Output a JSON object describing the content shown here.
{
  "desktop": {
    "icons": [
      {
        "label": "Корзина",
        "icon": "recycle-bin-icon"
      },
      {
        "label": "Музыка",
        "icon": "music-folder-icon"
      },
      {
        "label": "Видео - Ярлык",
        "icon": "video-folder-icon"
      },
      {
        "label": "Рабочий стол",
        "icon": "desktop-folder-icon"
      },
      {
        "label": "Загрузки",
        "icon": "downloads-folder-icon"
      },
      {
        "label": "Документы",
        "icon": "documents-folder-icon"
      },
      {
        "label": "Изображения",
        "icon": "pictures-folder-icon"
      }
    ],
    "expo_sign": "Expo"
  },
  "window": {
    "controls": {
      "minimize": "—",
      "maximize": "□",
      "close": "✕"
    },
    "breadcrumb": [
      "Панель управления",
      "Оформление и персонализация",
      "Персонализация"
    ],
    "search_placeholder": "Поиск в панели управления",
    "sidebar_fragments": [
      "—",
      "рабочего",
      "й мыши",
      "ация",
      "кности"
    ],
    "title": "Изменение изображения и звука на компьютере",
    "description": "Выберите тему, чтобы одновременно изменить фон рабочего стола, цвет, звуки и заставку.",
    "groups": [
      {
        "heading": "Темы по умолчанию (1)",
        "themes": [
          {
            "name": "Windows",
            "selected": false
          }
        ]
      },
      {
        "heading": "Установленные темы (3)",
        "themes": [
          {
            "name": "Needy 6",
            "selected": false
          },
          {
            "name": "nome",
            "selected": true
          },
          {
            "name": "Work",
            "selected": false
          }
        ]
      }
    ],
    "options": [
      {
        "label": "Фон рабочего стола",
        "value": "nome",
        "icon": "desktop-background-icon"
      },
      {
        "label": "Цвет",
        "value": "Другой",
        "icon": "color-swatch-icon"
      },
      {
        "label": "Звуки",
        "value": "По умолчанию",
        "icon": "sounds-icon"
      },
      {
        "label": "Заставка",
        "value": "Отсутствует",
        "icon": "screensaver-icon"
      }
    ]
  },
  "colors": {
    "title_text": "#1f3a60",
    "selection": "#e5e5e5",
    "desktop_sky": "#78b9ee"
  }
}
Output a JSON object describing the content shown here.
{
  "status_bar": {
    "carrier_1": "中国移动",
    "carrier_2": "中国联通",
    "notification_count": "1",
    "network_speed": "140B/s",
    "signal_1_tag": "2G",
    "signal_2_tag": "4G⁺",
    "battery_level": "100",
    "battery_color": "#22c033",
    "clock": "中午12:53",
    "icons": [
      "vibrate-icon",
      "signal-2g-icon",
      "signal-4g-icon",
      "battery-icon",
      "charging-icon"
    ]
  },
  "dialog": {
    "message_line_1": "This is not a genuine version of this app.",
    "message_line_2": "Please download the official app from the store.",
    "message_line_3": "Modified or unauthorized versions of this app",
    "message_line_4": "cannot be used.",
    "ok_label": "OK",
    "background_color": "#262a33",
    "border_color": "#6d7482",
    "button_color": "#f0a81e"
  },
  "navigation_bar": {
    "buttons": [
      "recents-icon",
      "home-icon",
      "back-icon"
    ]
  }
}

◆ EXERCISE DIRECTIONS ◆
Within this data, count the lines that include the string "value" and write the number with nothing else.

◆ SOLUTION BELOW ◆
4